Senate leader David Mark, a heavyweight in President Goodluck Jonathan’s Peoples Democratic Party (PDP), has been lobbying the group to reverse its decision to defect announced in a letter on January 29.
Jonathan has suffered a string of recent political blows, including a mass defection of lower house lawmakers to the All Progressives Congress (APC) that stripped its parliamentary majority.
The PDP has challenged the Senate defections in a federal court by seeking to have the seats declared vacant on the grounds that party-switches violate the will of voters.
“The matter is in court and therefore we can make no reference to it,” Mark said, interrupting one of the would-be defectors, who sought to formally cross the floor.
The rest of the group then stood to have their defection officially recognised but were shouted down by Mark.
If the defections are allowed to go through, they will cut the PDP’s majority in the 109-seat Senate by 26 seats, with the PDP down from 73 to 62 and the APC up from 33 to 44.
Analysts say Jonathan’s dwindling support is tied to elections scheduled for February next year.
The president has come under mounting pressure from within his own party not to run and instead throw his support behind a Muslim candidate from the north.
Jonathan, who stepped up from vice-president to be acting head of state when former president Umaru Yar’Adua fell ill and later died in 2010, is a southern Christian.
He is also alleged to have promised to serve only one, four-year term after winning a popular mandate at the last elections in 2011.
All but two of the 11 senators seeking to defect are northern Muslims.
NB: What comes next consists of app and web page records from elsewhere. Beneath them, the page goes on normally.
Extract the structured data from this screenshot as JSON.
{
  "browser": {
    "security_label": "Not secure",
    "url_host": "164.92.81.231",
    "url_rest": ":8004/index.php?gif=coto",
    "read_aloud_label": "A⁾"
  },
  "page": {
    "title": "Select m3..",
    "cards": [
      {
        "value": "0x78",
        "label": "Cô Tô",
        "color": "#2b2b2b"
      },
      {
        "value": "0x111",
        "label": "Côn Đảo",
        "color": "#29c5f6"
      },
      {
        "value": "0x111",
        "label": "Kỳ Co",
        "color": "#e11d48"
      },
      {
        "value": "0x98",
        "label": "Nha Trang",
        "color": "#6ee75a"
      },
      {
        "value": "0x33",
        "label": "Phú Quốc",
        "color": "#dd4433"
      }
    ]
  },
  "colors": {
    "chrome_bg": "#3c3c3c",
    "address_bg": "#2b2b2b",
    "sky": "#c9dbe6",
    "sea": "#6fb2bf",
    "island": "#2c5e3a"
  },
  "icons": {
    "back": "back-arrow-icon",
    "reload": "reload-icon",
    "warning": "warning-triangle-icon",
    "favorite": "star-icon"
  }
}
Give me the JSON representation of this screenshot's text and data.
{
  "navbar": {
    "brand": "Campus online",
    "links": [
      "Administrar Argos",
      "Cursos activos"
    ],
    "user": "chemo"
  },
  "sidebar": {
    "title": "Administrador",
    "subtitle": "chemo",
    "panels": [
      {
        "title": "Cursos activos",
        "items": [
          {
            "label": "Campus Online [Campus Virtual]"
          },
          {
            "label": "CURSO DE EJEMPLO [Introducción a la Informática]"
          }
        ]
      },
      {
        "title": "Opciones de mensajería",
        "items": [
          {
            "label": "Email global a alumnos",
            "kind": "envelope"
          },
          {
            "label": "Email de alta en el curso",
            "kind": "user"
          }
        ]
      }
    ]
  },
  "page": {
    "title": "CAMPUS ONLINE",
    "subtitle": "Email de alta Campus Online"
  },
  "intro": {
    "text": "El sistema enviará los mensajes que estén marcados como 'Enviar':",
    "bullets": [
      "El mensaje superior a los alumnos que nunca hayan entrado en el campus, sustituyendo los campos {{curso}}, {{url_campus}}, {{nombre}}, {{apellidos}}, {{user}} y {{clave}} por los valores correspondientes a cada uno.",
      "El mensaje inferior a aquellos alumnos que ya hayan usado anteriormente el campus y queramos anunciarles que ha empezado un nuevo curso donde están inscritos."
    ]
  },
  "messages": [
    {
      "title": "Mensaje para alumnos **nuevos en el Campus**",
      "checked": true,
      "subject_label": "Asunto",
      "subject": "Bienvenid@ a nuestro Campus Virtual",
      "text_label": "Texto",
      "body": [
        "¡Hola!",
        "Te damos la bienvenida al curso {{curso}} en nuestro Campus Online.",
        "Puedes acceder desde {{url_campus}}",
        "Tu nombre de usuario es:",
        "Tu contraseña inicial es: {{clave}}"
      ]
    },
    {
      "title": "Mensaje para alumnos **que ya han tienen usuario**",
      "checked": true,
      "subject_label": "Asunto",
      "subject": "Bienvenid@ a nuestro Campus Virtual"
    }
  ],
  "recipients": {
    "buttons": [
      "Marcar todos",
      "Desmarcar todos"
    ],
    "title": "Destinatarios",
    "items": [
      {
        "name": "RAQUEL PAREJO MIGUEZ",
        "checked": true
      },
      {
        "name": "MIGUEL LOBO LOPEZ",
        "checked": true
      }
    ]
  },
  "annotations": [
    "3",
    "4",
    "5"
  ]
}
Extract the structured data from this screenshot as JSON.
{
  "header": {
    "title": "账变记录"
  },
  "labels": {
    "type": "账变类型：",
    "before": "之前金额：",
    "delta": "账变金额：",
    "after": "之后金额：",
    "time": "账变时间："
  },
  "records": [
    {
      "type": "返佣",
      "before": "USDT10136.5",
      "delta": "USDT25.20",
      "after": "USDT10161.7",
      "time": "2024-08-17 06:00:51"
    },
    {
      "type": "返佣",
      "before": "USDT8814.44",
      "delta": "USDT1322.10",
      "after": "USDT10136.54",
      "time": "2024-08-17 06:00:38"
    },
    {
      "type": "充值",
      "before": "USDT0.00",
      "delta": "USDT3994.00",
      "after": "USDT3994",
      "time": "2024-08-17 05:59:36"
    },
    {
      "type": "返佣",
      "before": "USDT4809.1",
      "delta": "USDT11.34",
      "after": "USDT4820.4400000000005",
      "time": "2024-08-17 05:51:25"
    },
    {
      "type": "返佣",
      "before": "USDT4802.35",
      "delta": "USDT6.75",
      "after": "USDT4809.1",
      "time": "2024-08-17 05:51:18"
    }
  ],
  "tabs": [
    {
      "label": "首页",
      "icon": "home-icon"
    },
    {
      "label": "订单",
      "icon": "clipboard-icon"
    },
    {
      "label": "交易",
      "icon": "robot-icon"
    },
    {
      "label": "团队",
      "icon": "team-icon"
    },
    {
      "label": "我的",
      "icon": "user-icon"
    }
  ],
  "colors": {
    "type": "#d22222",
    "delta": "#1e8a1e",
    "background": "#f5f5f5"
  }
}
The upper house is a powerful institution in Nigeria, as all bills require approval from senators before entering into law and senators can themselves propose legislation.